The documentary, titled Chaplin in Bali, will premiere at the 11th Bali International Film Festival (Balinale). Set to screen on Sept. 24 at Cinemaxx Theatre, Lippo Mall in Kuta, the festival has chosen the docu as its opener.
The year was 1932 and the English silent film star was undergoing a midlife crisis with the advent of “talkies,” so he decided to book it east with his brother Sydney and “escape” to Bali, where he wouldn’t be recognized.
During his time in Bali, Chaplin filmed a blend of landscapes, people, and Balinese dance from his travels.
That black and white footage taken by Chaplin and his brother has been woven together with contemporary shots by French filmmaker Raphaël Millet to assist in telling Chaplin’s story from the time. From the contemporary side, the docu features clips of a lone dancer performing the Balinese dance, Legong Kupu Kupu, which apparently captivated Chaplin; there’s footage of Chaplin watching this specific dance and even emulating it himself much to the amusement of Balinese onlookers. While the dance was popular in the ’30s, it’s no longer performed anymore in Bali, so Millet had to bring on a Balinese dance master to revive it.

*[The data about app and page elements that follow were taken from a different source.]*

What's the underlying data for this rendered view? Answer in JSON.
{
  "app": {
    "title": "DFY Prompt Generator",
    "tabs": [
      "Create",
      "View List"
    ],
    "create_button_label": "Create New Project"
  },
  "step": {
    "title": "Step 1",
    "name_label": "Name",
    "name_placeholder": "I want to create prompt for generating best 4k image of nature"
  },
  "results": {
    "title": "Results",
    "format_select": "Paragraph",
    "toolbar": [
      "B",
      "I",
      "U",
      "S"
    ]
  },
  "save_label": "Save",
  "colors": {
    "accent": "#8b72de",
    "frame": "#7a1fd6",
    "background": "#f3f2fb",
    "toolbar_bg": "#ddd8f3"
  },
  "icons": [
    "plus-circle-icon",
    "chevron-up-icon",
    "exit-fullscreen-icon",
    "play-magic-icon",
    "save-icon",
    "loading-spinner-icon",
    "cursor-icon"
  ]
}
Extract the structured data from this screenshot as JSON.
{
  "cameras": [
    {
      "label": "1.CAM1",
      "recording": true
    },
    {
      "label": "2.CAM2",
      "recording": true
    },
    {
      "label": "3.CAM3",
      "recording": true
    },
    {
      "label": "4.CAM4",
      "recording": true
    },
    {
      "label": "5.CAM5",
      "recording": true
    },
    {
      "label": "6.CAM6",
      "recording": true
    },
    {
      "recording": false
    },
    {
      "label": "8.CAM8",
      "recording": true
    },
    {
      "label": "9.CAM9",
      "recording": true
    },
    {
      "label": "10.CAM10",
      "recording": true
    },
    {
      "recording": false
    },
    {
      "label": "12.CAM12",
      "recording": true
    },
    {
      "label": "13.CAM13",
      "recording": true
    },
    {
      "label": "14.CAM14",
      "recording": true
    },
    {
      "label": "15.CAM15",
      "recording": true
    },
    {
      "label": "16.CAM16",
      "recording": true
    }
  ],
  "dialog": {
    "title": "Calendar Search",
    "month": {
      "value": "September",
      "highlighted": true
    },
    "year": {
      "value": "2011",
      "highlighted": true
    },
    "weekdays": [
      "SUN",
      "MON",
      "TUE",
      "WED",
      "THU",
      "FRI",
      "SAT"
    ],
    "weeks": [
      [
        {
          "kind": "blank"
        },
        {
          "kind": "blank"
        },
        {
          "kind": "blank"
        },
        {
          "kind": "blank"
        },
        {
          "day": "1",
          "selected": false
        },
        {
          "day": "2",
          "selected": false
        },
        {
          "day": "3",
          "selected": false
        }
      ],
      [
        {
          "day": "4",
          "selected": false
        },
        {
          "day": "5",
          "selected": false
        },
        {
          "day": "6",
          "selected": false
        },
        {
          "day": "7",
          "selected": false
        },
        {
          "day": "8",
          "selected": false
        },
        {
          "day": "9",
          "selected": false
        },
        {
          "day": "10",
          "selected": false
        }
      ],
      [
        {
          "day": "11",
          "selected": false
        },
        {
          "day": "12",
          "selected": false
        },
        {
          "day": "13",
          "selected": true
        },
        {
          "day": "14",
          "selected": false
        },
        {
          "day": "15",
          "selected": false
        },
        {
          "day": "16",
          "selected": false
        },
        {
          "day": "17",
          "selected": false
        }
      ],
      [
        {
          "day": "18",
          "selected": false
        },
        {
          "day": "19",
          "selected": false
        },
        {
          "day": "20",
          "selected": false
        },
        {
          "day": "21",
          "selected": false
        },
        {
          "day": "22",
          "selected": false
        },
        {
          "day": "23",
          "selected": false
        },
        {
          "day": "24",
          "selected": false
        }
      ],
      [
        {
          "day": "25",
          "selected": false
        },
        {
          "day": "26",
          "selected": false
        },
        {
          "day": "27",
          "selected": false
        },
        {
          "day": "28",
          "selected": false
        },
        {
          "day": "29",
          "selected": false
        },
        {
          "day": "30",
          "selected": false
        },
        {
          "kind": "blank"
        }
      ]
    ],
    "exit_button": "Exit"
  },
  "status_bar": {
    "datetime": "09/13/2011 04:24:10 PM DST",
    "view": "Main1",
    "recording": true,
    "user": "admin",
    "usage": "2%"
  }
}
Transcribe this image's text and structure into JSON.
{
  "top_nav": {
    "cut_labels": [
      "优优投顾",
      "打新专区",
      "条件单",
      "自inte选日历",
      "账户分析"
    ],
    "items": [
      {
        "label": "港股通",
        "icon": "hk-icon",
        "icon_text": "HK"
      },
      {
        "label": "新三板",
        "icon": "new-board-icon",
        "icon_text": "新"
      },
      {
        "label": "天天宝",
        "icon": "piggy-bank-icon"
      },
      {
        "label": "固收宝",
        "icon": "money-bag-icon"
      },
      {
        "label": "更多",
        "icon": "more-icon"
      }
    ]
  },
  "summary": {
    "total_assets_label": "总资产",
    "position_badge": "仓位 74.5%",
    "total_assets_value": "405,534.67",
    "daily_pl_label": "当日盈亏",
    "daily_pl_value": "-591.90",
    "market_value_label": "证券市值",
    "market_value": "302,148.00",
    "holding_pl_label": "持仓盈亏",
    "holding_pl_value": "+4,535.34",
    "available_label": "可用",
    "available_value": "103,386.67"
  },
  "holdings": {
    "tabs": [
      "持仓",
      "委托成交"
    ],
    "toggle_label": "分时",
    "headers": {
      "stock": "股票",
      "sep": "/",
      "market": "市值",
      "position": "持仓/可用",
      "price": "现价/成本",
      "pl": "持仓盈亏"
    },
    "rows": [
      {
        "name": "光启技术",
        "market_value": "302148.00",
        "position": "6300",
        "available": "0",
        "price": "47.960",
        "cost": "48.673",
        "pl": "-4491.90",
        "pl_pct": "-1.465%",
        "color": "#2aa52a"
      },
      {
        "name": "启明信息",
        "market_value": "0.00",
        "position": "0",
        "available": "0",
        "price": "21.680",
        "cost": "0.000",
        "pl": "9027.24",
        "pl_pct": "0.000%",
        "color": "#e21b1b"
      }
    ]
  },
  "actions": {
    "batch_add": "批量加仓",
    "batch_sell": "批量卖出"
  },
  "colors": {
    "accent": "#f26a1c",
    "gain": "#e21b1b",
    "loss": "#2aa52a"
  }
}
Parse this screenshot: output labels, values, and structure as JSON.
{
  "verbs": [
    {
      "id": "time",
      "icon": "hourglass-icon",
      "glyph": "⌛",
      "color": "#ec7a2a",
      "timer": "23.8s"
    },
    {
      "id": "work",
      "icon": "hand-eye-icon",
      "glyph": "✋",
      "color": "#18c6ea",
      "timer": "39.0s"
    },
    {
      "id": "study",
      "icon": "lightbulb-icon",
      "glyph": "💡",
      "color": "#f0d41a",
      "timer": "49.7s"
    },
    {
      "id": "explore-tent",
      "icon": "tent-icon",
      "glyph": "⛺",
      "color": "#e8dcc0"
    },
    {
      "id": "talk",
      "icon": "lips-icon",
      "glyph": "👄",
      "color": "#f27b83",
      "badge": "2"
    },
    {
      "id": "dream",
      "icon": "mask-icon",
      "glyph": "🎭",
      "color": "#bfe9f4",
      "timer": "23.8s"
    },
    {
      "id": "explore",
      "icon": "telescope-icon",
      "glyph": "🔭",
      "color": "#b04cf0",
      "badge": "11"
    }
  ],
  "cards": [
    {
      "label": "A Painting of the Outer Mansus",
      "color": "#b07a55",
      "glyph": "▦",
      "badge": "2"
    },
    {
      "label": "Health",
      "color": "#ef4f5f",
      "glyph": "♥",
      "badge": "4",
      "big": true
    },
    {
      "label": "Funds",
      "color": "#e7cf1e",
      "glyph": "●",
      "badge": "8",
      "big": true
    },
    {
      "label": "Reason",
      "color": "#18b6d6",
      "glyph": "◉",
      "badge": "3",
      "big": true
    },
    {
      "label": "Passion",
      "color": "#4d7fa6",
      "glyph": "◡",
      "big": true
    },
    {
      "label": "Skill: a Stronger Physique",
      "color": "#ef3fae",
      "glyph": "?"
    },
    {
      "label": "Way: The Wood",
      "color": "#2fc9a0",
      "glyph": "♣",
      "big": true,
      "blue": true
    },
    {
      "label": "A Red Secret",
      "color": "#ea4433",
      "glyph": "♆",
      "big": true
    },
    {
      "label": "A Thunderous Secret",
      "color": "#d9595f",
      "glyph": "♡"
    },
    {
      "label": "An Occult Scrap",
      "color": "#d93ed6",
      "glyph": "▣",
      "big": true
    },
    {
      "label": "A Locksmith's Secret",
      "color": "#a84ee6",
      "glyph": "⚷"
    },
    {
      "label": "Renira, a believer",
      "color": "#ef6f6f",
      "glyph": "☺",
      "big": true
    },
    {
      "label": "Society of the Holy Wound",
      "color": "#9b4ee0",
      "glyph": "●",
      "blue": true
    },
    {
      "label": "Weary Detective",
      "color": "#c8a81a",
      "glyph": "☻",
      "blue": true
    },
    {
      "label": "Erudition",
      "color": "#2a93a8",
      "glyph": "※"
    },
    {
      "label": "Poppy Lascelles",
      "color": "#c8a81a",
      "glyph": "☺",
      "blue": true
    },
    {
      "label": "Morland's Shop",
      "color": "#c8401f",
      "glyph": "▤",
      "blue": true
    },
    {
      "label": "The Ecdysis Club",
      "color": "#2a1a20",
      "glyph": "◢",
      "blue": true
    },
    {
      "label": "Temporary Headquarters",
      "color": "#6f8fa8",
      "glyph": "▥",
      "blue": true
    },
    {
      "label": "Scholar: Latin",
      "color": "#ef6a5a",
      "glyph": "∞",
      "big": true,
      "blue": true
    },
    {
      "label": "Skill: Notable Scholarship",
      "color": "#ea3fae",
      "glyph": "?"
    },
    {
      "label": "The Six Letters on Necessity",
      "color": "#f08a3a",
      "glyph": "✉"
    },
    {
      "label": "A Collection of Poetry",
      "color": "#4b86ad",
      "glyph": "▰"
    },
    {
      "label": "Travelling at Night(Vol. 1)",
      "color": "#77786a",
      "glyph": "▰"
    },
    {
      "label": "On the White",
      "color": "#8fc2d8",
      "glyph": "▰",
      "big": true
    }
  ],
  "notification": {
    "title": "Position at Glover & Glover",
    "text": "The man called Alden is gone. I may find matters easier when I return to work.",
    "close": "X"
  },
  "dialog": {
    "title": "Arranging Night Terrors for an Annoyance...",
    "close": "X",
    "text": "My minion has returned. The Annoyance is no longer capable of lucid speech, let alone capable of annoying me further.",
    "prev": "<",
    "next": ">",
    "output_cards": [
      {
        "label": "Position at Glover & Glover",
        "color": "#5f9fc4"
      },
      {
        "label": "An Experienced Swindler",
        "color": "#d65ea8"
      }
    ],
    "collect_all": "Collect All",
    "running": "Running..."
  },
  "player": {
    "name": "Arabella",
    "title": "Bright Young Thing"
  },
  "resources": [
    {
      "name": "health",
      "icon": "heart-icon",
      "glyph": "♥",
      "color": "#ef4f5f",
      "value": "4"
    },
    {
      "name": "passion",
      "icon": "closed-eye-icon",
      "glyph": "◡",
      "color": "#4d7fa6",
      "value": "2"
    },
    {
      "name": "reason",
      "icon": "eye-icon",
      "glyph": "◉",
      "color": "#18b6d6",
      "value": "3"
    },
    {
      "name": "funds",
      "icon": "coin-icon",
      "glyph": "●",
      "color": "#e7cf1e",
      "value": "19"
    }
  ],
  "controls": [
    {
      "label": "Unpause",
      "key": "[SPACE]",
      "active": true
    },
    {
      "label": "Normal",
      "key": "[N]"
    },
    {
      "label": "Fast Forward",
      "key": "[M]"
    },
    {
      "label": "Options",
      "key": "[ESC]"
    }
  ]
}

Millet insists that Chaplin was heavily inspired by his time in Bali. Four years after his trip, the release of Modern Times would mark a new era of filmmaking for the comedy master. It was in the 1936 film that world heard Chaplin’s voice — singing no less — for the first time after two decades of silent pantomime.